• **What this task involves**: Find the lines below holding the word "time" and copy each of them.
(Given records)
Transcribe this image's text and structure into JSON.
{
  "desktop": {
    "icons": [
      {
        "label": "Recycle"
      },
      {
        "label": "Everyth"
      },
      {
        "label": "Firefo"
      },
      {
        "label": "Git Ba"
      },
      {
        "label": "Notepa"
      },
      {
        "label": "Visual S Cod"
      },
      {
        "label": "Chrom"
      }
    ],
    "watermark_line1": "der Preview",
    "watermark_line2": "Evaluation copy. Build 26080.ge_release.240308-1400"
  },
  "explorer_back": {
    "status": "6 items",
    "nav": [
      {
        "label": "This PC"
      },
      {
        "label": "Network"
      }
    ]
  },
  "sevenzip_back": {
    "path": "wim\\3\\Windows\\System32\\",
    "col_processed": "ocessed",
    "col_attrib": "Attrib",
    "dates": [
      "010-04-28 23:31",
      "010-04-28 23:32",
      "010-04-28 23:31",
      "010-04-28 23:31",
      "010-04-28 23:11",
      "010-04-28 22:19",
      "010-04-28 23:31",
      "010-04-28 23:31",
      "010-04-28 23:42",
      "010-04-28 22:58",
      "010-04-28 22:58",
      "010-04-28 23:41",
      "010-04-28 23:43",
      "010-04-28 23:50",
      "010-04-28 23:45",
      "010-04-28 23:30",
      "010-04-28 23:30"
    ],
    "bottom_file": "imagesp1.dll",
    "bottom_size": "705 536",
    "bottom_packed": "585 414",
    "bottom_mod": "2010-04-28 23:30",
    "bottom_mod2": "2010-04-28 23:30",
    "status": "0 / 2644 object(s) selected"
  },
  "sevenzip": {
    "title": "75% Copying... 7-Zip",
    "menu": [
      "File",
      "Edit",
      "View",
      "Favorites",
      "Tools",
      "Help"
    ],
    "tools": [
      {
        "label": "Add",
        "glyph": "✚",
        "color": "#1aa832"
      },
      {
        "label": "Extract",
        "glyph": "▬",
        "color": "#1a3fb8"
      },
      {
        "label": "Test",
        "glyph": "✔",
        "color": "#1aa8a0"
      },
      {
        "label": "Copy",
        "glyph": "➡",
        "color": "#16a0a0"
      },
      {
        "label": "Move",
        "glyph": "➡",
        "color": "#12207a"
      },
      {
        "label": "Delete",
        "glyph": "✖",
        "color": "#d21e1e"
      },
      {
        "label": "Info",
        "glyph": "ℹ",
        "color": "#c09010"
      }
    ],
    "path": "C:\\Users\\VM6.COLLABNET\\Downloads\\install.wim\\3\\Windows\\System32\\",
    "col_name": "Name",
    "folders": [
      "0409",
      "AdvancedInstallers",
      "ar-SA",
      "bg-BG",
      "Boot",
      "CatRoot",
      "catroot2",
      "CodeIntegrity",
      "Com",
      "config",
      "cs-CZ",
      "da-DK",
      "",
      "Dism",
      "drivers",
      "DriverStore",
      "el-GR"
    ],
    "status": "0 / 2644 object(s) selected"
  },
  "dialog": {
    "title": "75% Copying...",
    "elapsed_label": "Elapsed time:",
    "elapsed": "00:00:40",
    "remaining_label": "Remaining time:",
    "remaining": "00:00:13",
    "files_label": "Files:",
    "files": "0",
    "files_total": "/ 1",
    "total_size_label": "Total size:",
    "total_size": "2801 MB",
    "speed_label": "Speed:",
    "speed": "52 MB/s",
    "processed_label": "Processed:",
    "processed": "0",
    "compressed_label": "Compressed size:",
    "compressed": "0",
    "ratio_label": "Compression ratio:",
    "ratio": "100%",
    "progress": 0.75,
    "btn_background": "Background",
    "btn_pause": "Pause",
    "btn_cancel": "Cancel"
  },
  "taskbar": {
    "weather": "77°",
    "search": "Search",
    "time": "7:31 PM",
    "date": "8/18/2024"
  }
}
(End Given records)
• **Task solution**:
    "elapsed_label": "Elapsed time:",
    "remaining_label": "Remaining time:",
    "time": "7:31 PM",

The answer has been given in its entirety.